Recently, an anti-vaccine doctor from Oklahoma, Dr. Jim Meehan, wrote an online post about why he would no longer vaccinate his children. It’s pretty clear that his post is not so much a discussion of his own children (most of whom are adults) as an attempt to deter other parents from protecting their children from preventable diseases. His post is basically a set of claims trying to convince parents that vaccinating is very dangerous.
The claims used to do so are nothing new: they are strictly out of the anti-vaccine playbook. But the post has received some attention in the anti-vaccine world, and was shared several thousand times, likely because many people treat an MD as an authority on the subject. So I decided to take a few minutes to explain why his claims are not good reasons to reject expert opinion and not protect children from disease.
Dr. Meehan’s claims fall into several categories (which will be discussed individually below):
The diseases we vaccinate against are not dangerous, and it’s okay, even good, to encounter them naturally.
Vaccines have toxic ingredients.
Vaccines are dangerous to children.
The science behind vaccines is corrupt because the pharmaceutical industry controls it and corrupts it.
We should listen to him because he is a doctor and knows what he is talking about.
I’ve always considered all forms of denialism, whether it’s climate change, creationism or the latest antivaccine lunacy, to be based on the same type and quality of arguments. It is essentially holding a unsupported belief that either science is wrong or, worse yet, is a vast conspiracy to push false information onto innocent humans.
One of the “tools” often used by science deniers is trying to convince the casual observer of a science democracy – that is, there is some kind of vote, and some number of “scientists” are opposed to the consensus.
I’ve always considered all forms of denialism, whether it’s climate change, creationism or the latest anti-vaccine lunacy, to be based on the same arguments. It’s essentially an ignorant belief that either science is wrong or, worse yet, is a vast conspiracy to push false information onto innocent humans.
The answer…is that creationists and climate change deniers have a lot in common — most especially in their assertions about science itself.

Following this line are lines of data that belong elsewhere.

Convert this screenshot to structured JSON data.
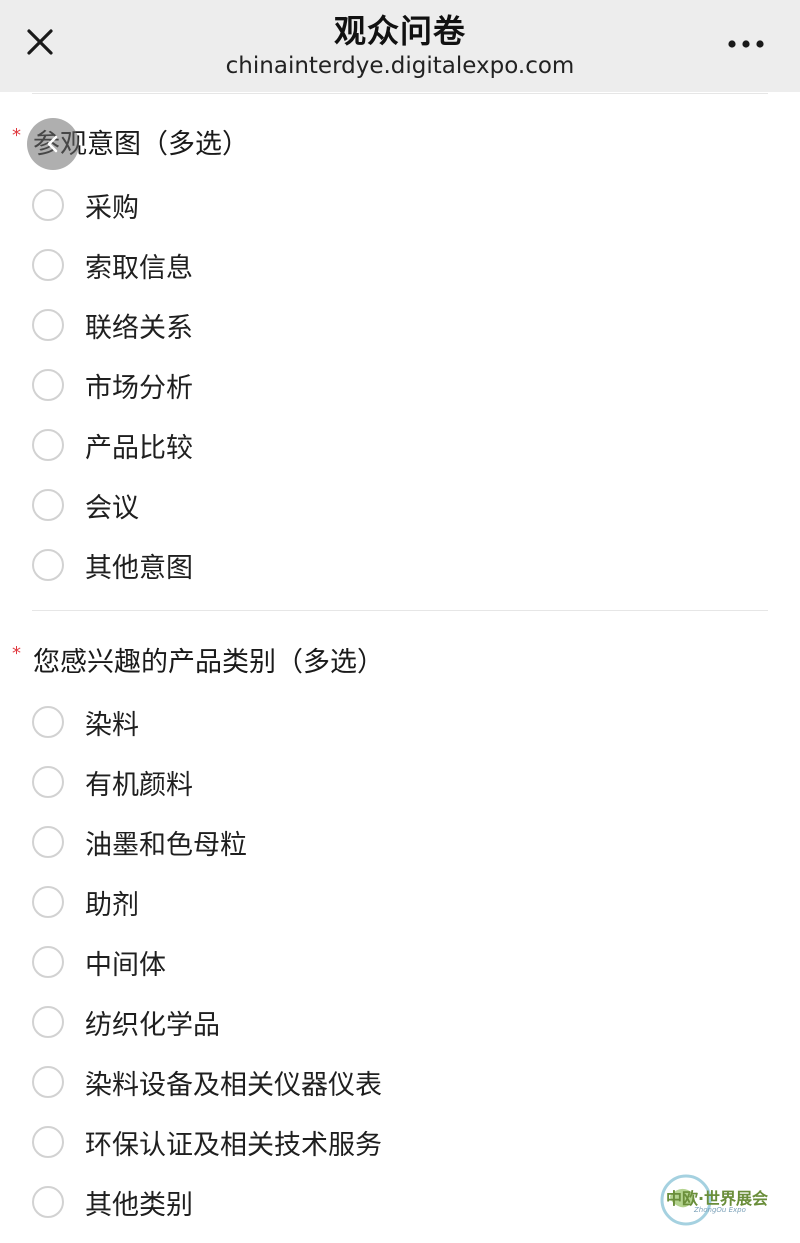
{
  "header": {
    "title": "观众问卷",
    "url": "chinainterdye.digitalexpo.com",
    "close_icon": "close-icon",
    "more_icon": "more-icon"
  },
  "questions": [
    {
      "required_mark": "*",
      "label": "参观意图（多选）",
      "options": [
        "采购",
        "索取信息",
        "联络关系",
        "市场分析",
        "产品比较",
        "会议",
        "其他意图"
      ]
    },
    {
      "required_mark": "*",
      "label": "您感兴趣的产品类别（多选）",
      "options": [
        "染料",
        "有机颜料",
        "油墨和色母粒",
        "助剂",
        "中间体",
        "纺织化学品",
        "染料设备及相关仪器仪表",
        "环保认证及相关技术服务",
        "其他类别"
      ]
    }
  ],
  "logo": {
    "text": "中欧·世界展会",
    "subtext": "ZhongOu Expo"
  },
  "colors": {
    "topbar_bg": "#ededed",
    "required": "#e0383e",
    "radio_border": "#d2d2d2"
  }
}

In addition, they are often the same people! For example, Answers in Genesis, the young-Earth creationist ministry that runs a creation museum where animatronic dinosaurs cavort with humans in the Garden of Eden, also produces a DVD entitled “Global Warming: A Scientific and Biblical Exposé of Climate Change.” In another case, Roy Spencer, a climatologist featured in the film “The Great Global Warming Swindle,” has written that he regards “the theory of creation” as having “a much better scientific basis than the theory of evolution.”

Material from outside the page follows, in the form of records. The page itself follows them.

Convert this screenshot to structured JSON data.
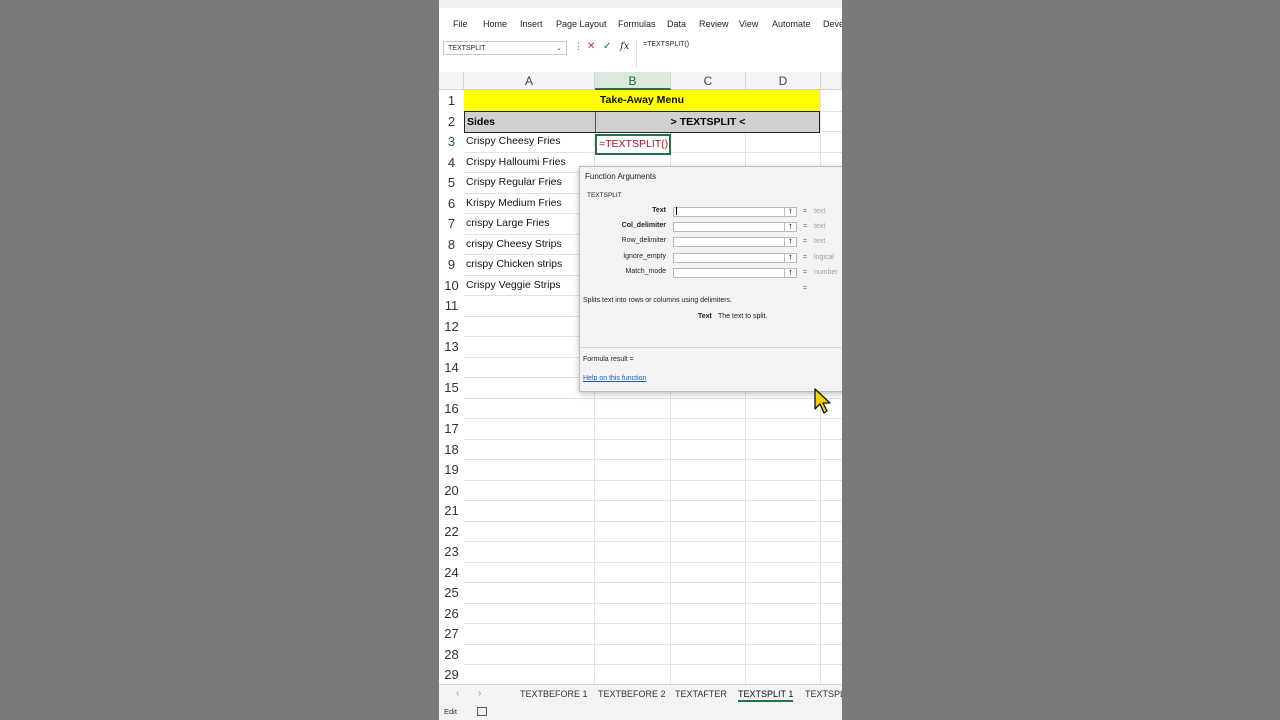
{
  "ribbon": {
    "tabs": [
      "File",
      "Home",
      "Insert",
      "Page Layout",
      "Formulas",
      "Data",
      "Review",
      "View",
      "Automate",
      "Deve"
    ]
  },
  "formula_bar": {
    "name_box": "TEXTSPLIT",
    "formula": "=TEXTSPLIT()"
  },
  "columns": [
    "A",
    "B",
    "C",
    "D"
  ],
  "rows": [
    "1",
    "2",
    "3",
    "4",
    "5",
    "6",
    "7",
    "8",
    "9",
    "10",
    "11",
    "12",
    "13",
    "14",
    "15",
    "16",
    "17",
    "18",
    "19",
    "20",
    "21",
    "22",
    "23",
    "24",
    "25",
    "26",
    "27",
    "28",
    "29"
  ],
  "sheet": {
    "title": "Take-Away Menu",
    "header_sides": "Sides",
    "header_textsplit": "> TEXTSPLIT <",
    "active_cell_content": "=TEXTSPLIT()",
    "sides": [
      "Crispy Cheesy Fries",
      "Crispy Halloumi Fries",
      "Crispy Regular Fries",
      "Krispy Medium Fries",
      "crispy Large Fries",
      "crispy Cheesy Strips",
      "crispy Chicken strips",
      "Crispy Veggie Strips"
    ]
  },
  "dialog": {
    "title": "Function Arguments",
    "function_name": "TEXTSPLIT",
    "args": [
      {
        "name": "Text",
        "type": "text"
      },
      {
        "name": "Col_delimiter",
        "type": "text"
      },
      {
        "name": "Row_delimiter",
        "type": "text"
      },
      {
        "name": "Ignore_empty",
        "type": "logical"
      },
      {
        "name": "Match_mode",
        "type": "number"
      }
    ],
    "eq": "=",
    "description": "Splits text into rows or columns using delimiters.",
    "current_arg": "Text",
    "current_arg_desc": "The text to split.",
    "formula_result": "Formula result =",
    "help_link": "Help on this function"
  },
  "sheet_tabs": [
    "TEXTBEFORE 1",
    "TEXTBEFORE 2",
    "TEXTAFTER",
    "TEXTSPLIT 1",
    "TEXTSPLI"
  ],
  "active_sheet_tab": "TEXTSPLIT 1",
  "status": {
    "mode": "Edit"
  },
  "colors": {
    "excel_green": "#217346",
    "title_fill": "#ffff00",
    "header_fill": "#d0d0d0",
    "formula_text": "#b0121f",
    "link": "#1a5fb4"
  }
}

What it boils down to is that creationists and climate change deniers both reject central principles of science on ideological, religious and political grounds. Moreover, they deny not just these principles, but also the idea of science itself as a way of knowing about the world.
Attacks on evolution and climate science are both based on the rejection of well-established scientific techniques. Geologists demonstrate the age of the Earth with the techniques of radiometric dating. “Bunk,” say young-Earth creationists: These techniques rely on unproven assumptions. Climate scientists develop complex computer models as a technique to understand what might happen to future climates. “Bunk,” say climate change deniers: Such models are just a convenient fiction. Continue reading “The common threads between creationism and climate change denialism”